The 316(a) demonstration conducted by UAJA lasted for more than four years and concluded that the temperature effects of discharges from the UAJA plant up to 6.0 MGD had no adverse impacts to Spring Creeks indigenous populations. However, an extrapolation of modeling completed as part of the 316(a) demonstration indicated that any discharge above 6.0 MGD on an annual average basis will have an adverse impact upon the indigenous populations of Spring Creek and will not be permitted. The recommended alternative, known as Beneficial Reuse, has been developed by the UAJA as a method to allow managed growth to continue within the Centre Region, while maintaining a high quality of life for the residents of the Region and protecting the natural environment. The Beneficial Reuse alternative incorporates improvements to the existing UAJA wastewater treatment plant; transmission, distribution, and storage system components to convey water to reuse customers and stream augmentation points; and constructed wetlands to act as natural buffers.

The recommended alternative has an estimated cost of approximately $55 Million to implement in total with three phases proposed for 2002, 2008 and 2013 respectively. The proposed phases are as follows:

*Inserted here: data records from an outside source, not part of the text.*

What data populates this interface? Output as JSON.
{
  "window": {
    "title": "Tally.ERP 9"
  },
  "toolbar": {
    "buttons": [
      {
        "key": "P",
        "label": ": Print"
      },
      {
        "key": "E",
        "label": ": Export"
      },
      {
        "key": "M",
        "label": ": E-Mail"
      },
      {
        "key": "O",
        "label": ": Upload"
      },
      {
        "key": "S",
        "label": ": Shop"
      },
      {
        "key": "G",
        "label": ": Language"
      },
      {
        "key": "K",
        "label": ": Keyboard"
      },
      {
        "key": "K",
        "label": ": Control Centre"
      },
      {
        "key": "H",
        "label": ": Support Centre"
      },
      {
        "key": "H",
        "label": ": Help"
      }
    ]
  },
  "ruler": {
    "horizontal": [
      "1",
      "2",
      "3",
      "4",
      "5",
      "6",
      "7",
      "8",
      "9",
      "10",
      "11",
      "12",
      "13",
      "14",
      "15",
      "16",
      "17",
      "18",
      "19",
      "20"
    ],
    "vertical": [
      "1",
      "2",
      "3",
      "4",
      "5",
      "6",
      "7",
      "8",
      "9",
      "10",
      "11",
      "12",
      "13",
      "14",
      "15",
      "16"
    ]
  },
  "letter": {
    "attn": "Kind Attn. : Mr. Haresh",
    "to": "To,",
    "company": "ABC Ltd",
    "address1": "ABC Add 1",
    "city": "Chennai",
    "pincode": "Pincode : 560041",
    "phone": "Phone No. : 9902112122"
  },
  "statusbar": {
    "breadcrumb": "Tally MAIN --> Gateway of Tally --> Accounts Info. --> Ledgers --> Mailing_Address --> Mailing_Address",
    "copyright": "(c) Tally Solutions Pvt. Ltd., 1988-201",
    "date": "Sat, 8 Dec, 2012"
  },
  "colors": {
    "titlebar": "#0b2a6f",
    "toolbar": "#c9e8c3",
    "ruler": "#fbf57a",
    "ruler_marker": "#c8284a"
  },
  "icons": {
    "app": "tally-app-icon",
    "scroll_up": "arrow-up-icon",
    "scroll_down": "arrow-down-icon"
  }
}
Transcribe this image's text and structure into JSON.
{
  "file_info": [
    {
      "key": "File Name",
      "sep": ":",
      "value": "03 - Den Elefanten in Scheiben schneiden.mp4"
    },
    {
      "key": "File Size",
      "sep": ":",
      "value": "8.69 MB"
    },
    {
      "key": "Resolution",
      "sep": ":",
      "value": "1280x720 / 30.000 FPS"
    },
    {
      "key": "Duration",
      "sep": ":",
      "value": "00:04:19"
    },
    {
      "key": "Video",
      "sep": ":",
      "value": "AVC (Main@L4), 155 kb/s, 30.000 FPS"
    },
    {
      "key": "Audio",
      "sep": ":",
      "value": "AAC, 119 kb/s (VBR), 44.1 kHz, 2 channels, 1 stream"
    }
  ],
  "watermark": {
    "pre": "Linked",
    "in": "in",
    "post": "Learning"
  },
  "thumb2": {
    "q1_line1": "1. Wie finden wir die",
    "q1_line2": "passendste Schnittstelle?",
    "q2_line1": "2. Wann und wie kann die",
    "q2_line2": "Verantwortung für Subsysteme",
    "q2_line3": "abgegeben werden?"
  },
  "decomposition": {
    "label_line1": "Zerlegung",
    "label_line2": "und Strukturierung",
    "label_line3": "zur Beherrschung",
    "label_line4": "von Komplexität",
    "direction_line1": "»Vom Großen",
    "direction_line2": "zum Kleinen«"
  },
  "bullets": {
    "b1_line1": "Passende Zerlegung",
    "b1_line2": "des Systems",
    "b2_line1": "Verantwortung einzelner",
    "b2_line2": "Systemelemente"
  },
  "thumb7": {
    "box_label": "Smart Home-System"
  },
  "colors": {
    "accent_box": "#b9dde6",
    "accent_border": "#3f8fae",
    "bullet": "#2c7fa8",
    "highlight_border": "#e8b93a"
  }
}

The UAJA, Spring Creek Pollution Control Facility will be expanded to treat 9.0 MGD of raw wastewater. Additionally, the upgrade will include a regional compost facility that will have a nominal capacity to treat the biosolids from 12.0 MGD of wastewater. The excess compost capacity will allow UAJA to accept biosolids from other sources in the Spring Creek Watershed and the surrounding area. Finally the expanded facility will be designed to incorporate a septage receiving station with the ability to receive the Centre Regions on-lot residuals assuming 2020 "buildout" and a pump out frequency of once every three years.

The total cost of the project is anticipated to be $55 Million. With the following schedule for completion:

Table 3 – Project Schedule

Permit Design Activities July 2000 – December 2000
Permit Submission December 31, 2000
Detailed Construction Design December 2000 – July 2001
Project Funding June 2001 – September 2001
Advertise for Construction Bids October 2001
Award Construction Contracts December 2001
Begin Construction Spring 2002
Construction Spring 2002- Fall 2003
Initial Start-Up Fall 2003
Project Completion January 2004


In general the expansion and upgrade to the facility will incorporate the following major components:

Table 4 – Proposed Unit Process

Liquid Treatment Biosolid Treatment
Headworks Sludge Thickening
Fine Screening Systems Thickeners
Grit Collection and Removal Systems Polymer Feed System
Total Plant Influent Metering
Primary Clarifiers Aerobic Sludge Holding
Settling Basins Holding Tanks
Primary Sludge Pumping System Sludge Transport Pumping System
Scum Pumping System
Biological Treatment Tanks Sludge Dewatering
Anaerobic Reactors with Mixing Belt Filter Press Systems
Aerobic Reactors with Fine Pore Aeration System Polymer Feed System
Anoxic Reactors for Nitrate Removal Permanganate Feed System
BFP Cake Transport System
Final Clarifiers Composting Facility
Settling Basins Blending System
Return Activated Sludge Pumping System Aeration System
Waste Activated Sludge Pumping System
Chemical Addition Systems Septage Receiving System
Alum Storage and Feed System Septage Screen
Polymer Storage and Feed System Transfer Pumping System
Tertiary Filtration
Mono-media Filters
Backwash System
Disinfection & Dechlorination
UV Disinfection Tanks
Advance Water Treatment
Microfiltration System
Storage Tanks
Chlorine Disinfection
UV Disinfection